Resumes & cover letters  

Resume , Resume gaps

Need some strategies to feel more confident when talking about gaps in your resume? Recruiter Nathalie Lynton shows you how to tackle it with aplomb.

However, Nathalie says these events are a normal part of life and employers understand this. “Don’t be ashamed by what’s happened in your life, or your choices. Let’s face it - no one’s life goes smoothly or revolves solely around our careers.”Applying for jobs with a gap in your resume can be a daunting proposition. Whether it’s a year spent travelling Europe, a few months off to help with a family member, or even taking some time out to deal with your own health; non-career related down time makes many a job seeker feel less competitive.

  1. Prepare yourself
    Give some thought to your time out from working – how long it was, did you pick up any skills relevant to the job you’re going for, and how much information will be too much? While honesty is the best policy, three months off might not warrant a mention.

    A longer gap may be better pre-emptively explained if you believe it will leave lingering questions about your suitability if unaddressed, though Nathalie urges applicants not think of this as a negative thing. She recommends preparing for any potentially awkward questions by mock interviewing with a friend or family member until you’re confident and concise in your responses.  

     
  2. Don’t overthink it
    Nathalie says it’s important not to overthink how much your ‘gap’ matters. “My main concern as an employer is can you do the job now, not ‘why were you not working for three, or even 12 months?” Nathalie says.

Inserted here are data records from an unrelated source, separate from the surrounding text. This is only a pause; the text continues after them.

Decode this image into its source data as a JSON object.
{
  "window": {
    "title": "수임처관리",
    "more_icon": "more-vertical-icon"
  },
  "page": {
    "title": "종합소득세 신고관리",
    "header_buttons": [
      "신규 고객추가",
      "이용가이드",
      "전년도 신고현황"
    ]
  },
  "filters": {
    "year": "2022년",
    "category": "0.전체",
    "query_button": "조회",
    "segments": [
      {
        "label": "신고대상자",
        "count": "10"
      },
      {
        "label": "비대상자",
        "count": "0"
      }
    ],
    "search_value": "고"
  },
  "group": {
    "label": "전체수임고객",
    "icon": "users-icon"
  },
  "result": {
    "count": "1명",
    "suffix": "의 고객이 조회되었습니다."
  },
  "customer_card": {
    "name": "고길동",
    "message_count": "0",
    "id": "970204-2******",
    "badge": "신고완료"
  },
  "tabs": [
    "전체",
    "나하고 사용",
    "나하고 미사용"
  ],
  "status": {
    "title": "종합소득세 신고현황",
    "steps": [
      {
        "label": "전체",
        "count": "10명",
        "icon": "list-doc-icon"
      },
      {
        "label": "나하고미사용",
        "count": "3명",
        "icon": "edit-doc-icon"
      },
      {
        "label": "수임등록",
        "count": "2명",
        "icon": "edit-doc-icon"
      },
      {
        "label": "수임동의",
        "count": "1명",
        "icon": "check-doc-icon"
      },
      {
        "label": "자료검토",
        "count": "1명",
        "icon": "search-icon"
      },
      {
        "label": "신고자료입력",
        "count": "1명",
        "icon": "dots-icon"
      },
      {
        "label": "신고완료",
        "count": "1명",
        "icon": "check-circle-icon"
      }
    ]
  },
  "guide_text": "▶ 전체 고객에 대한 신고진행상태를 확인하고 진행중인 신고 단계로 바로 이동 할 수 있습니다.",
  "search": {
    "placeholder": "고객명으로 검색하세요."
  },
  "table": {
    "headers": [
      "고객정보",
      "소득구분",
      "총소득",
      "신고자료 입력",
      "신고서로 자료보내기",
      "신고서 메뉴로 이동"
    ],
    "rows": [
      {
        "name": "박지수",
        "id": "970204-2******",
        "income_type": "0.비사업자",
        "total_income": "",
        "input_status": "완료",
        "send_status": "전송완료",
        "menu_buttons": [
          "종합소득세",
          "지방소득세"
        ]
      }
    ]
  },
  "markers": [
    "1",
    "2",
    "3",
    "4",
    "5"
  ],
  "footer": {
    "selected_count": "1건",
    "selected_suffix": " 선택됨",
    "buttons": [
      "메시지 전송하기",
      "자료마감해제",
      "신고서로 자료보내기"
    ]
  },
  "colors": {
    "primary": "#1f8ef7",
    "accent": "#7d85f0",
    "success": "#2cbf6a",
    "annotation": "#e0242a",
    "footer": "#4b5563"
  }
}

    It’s also vital to remember they are looking to hire staff, not become your BFF.  “There is a confessional type of honesty, and there is the best foot forward, professional approach. The best foot forward is always the way to go.”

     
    If, for example, you took a year off to see the world, Nathalie says it’s fine to leave it at ‘just for my personal development’, unless you’ve picked up some relevant skills through the process that you’d like to share. Even then, the personal details of your trip are not necessary or appreciated. “Stick to ‘I travelled Europe for a year, which has allowed me to develop my problem-solving skills, ability to self-motivate and self-confidence.”
     
  3. Bring the emphasis back to why you’re the best candidate for the job
    Even If your time off was personal and not for general consumption – and the benefits to your career minimal to non-existent, Nathalie says it’s perfectly acceptable to leave it at ‘personal, family or health reasons,’ then move the conversation back to why you’re the best candidate for the job.

    “I would just say that during this time I was able to reflect on my personal aspirations, and it galvanized what was a priority for me and what my lifetime and career goals are. Also mention any training or industry relevant events you attended during your down time. Then link back to the role, and why this opportunity and company stands out for you, and why there is such alignment,” she says.
     
  4. Check your body language and tone
    If, during an interview, you sound nervous or your body language is defeated or slumped, this may raise a red flag that the reason for your time out will affect your ability to do your job. Instead, maintain eye contact, a confident, self-assured and open expression and then gently guide the focus back to the reason you’re there – to prove your suitability for the job.